What is expected
After reading the data below, copy out every line that contains the word "this".

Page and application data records
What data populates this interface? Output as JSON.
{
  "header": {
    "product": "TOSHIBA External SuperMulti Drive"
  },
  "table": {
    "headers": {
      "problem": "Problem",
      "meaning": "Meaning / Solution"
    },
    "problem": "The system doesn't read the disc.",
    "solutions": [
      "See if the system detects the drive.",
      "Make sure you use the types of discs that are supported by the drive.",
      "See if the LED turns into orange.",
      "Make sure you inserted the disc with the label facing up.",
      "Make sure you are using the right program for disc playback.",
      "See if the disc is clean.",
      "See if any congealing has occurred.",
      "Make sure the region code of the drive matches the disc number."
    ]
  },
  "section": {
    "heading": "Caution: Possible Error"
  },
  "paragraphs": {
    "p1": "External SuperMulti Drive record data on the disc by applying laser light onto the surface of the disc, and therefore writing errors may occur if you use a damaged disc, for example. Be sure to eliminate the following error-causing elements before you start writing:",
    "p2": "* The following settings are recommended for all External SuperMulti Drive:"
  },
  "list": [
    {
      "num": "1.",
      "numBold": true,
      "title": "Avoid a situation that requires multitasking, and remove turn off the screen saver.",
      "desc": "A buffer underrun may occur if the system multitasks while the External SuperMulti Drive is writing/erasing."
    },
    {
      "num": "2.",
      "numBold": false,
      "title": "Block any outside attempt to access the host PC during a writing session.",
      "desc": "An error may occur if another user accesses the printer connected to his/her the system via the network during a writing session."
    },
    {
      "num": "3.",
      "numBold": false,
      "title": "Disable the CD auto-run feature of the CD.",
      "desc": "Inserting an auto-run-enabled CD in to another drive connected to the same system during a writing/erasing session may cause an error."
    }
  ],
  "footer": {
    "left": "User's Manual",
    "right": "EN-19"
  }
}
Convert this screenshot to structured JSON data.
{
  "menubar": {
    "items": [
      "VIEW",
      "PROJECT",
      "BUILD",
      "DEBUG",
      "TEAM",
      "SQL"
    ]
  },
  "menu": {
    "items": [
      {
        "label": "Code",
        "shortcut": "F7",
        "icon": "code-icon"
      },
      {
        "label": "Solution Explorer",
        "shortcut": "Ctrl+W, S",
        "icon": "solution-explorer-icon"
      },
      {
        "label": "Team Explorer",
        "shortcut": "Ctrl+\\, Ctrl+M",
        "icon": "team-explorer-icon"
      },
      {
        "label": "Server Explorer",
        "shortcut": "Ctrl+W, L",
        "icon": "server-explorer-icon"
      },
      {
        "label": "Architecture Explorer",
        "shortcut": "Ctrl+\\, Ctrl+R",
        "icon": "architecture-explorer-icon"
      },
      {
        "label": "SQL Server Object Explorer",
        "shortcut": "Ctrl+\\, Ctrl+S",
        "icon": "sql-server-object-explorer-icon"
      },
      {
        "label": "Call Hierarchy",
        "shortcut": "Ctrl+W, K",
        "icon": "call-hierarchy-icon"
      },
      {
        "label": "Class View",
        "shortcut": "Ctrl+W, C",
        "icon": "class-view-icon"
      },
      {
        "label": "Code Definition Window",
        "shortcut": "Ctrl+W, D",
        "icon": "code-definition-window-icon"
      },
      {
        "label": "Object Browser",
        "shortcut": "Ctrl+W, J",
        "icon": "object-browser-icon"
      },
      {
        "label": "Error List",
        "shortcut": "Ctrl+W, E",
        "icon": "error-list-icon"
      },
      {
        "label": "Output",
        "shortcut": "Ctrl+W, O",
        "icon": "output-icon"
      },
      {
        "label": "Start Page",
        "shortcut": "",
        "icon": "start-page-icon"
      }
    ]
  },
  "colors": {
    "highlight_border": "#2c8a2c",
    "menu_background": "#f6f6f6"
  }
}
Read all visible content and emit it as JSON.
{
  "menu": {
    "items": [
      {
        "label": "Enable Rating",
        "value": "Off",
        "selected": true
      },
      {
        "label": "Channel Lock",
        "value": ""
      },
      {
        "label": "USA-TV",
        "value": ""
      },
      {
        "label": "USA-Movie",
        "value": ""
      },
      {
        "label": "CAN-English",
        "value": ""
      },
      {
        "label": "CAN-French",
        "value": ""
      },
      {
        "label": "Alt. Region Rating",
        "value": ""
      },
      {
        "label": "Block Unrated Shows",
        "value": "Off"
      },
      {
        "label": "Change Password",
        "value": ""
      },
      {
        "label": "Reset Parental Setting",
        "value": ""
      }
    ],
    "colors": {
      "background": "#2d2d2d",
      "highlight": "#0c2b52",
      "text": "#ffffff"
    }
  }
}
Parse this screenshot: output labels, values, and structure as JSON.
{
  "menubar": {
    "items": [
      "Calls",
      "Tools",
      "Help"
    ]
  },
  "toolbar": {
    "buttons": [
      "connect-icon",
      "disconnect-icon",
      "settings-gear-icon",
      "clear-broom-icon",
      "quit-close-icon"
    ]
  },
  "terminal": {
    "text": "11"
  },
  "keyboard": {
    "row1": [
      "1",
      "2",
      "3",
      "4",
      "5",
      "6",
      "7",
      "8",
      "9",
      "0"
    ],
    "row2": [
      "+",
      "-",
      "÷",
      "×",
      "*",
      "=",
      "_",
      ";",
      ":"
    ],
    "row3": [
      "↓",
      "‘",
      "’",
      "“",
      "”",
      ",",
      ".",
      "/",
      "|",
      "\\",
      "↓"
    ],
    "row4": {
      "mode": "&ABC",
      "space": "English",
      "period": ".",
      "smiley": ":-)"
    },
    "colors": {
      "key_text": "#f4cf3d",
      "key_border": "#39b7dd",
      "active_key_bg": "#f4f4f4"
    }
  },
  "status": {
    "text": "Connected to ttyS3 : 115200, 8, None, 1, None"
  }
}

Task output
What data populates this interface? Output as JSON.
Convert this screenshot to structured JSON data.
Parse this screenshot: output labels, values, and structure as JSON.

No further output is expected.